Went to a screening the other night of "The Butterfly Effect," the new Ashton Kutcher movie, expecting — what else? — two hours of idiot teen-hunk exploitation.
But 10 or 15 minutes in, it became clear that "The Butterfly Effect" is nothing of the sort. This is a strange and complex and witheringly powerful film, undergirded by the considerable talents of three different ensemble casts, and dominated by an expert and enormously appealing performance by Ashton Kutcher. Yeah, yeah: one-time male model, star of "That '70s Show" and "Dude, Where's My Car?" Whatever. With this movie, Kutcher puts all that irrelevant bio-data behind him and stakes a completely convincing claim as a dramatic actor.
What makes his accomplishment so remarkable — this radical transition from trivial teen fodder to heavy-duty, hard-R grown-up fare — is the fact that it isn't a halting, tentative career step, but a brave creative leap into some very disturbing and sometimes brutal material.
Kutcher plays Evan Treborn, who as a child, along with two friends, is traumatized by the creepy predations of the friends' pedophile father (played with serene sliminess by Eric Stoltz). One of the friends, blonde Kayleigh Miller, whom Evan loves even as a kid, is pitifully diminished by this experience; her brother, Tommy, is transformed into a violent, hate-twisted psychopath. Recruiting another friend, the malleable Lenny, Tommy leads an expedition to vandalize a neighbor's home. The result is murderous and horrific, and the gentle Lenny never recovers from it.
The young Evan's mind represses these awful incidents by blacking out. To track the blank spaces in his memory, a psychiatrist suggests that he keep a daily journal. Years later, in college, when his blackouts begin again, he digs out those childhood diaries and finds that certain passages in them catapult him back into the painful past, where he now has the ability to change things — for the better, he thinks. But when he returns to the present, he discovers that he has colossally screwed up his and his friends' lives in the here-and-now, and will possibly never manage to arrange a longed-for reconnection with Kayleigh.
This "butterfly effect" — a term derived from the idea that even the merest flutter of a butterfly's wing in the present can have unforeseeably disastrous consequences in the future — was described in 1972 by the chaos theoretician Edward Lorenz.
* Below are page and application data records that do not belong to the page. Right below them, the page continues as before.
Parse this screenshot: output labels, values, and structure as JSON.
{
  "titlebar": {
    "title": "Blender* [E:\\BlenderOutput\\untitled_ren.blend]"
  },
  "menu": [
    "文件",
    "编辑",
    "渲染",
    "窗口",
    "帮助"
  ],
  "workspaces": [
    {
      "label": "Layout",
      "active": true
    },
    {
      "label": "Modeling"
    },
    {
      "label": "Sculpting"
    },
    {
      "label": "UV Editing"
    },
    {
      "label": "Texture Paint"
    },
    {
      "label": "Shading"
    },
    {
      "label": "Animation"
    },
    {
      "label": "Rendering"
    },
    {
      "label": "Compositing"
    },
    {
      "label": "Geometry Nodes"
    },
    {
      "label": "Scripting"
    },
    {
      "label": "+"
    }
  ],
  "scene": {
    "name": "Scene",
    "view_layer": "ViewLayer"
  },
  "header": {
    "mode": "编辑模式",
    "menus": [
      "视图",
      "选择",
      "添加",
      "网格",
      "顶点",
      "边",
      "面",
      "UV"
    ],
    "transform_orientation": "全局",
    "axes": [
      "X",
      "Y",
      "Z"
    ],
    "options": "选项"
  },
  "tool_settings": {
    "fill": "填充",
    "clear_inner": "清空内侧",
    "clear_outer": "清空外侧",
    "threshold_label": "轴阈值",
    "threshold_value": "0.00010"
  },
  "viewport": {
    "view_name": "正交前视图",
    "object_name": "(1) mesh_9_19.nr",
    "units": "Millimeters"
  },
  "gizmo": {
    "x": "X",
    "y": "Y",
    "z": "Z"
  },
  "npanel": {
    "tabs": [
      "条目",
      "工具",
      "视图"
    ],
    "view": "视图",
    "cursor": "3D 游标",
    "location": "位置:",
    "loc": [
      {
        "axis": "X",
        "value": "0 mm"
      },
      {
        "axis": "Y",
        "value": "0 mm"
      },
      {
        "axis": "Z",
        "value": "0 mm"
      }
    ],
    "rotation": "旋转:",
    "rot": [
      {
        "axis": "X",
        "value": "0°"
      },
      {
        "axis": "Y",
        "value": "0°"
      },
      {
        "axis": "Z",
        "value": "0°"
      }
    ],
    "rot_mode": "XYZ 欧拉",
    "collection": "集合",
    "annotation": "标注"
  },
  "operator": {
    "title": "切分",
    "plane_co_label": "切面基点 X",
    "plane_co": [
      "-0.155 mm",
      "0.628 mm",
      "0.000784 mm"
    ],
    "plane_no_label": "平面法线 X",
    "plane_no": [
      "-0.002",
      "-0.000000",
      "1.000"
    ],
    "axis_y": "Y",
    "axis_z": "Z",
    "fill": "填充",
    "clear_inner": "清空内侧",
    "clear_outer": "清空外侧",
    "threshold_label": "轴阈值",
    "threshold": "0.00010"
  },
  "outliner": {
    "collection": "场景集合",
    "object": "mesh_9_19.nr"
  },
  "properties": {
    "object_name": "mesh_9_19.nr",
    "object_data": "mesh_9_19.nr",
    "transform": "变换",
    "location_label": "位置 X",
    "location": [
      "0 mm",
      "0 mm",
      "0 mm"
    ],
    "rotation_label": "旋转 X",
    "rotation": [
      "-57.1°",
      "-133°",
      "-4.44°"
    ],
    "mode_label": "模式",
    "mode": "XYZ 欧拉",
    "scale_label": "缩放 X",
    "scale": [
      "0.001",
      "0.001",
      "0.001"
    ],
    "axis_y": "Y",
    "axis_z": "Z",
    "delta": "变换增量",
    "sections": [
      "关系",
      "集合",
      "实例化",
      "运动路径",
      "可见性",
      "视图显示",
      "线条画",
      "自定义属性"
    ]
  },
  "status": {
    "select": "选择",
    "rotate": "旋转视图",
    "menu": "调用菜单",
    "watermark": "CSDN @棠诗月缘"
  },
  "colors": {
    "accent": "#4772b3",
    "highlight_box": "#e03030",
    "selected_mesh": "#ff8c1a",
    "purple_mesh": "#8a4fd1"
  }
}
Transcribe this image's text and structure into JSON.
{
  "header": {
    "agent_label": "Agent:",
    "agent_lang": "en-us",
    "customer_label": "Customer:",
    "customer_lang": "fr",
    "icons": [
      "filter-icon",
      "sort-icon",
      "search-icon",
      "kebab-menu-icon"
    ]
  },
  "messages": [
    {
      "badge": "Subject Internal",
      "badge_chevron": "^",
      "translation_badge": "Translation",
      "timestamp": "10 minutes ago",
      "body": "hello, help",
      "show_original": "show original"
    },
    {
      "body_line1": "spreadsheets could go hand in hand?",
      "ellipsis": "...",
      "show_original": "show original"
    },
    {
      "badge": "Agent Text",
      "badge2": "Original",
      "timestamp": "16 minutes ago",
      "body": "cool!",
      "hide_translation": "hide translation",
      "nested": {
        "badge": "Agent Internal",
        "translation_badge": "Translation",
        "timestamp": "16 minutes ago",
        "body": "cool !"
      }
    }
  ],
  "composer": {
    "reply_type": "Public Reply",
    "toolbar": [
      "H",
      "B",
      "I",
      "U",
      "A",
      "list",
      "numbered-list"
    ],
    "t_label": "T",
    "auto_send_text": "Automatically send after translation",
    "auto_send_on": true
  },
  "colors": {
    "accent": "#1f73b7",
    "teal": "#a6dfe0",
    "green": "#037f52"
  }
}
However, as a colleague helpfully points out, the great sci-fi writer Ray Bradbury may have first formulated the concept in a 1952 short story called "A Sound of Thunder" (which explains why, in "The Butterfly Effect," the school that Evan attends is called Bradbury University).
But in the hands of Eric Bress and J. Mackye Gruber, who co-wrote and co-directed "The Butterfly Effect" (and also co-wrote last year's doomy "Final Destination 2"), this concept is elaborated in such intricate detail, careening back and forth between past and present, with three different actors playing each of the lead characters, that you may find yourself making plans to see the film a second time before you've even made it out of the theater after a first viewing.
Or maybe not. "The Butterfly Effect" is a pummeling experience, filled with emotional jolts that can literally rock you back in your seat, and scenes so vividly hideous that, if the camera didn't (usually) pull away at the penultimate moment, they'd be very hard to watch. But the violence in the film isn't gratuitous: The filmmakers don't rub our noses in simple grossness. It's the real violence of really terrible things: of child molestation and brutalization and pure, unprovoked, inexplicable hatred and aggression. Still, the movie may be difficult, or impossible, for some people to sit through.
But it's an extraordinarily well-made film, rich with feeling and unaffected acting (especially by Logan Lerman and John Patrick Amedori as the younger incarnations of Evan, and by Amy Smart, Irene Gorovaia and Sarah Widdows as the various versions of Kayleigh). And for Ashton Kutcher — considering the modest expectations many viewers may be taking into the theater with them — it has to qualify as a triumph. He takes on the role of the affable-but-tormented Evan Treborn with total commitment, and invests the character with a winning emotional openness that I think only a troll could dismiss. On the basis of "The Butterfly Effect," there would seem to be little that he can't do as an actor. Who knows, maybe he can do it all. Should be interesting to watch him try.
— Kurt Loder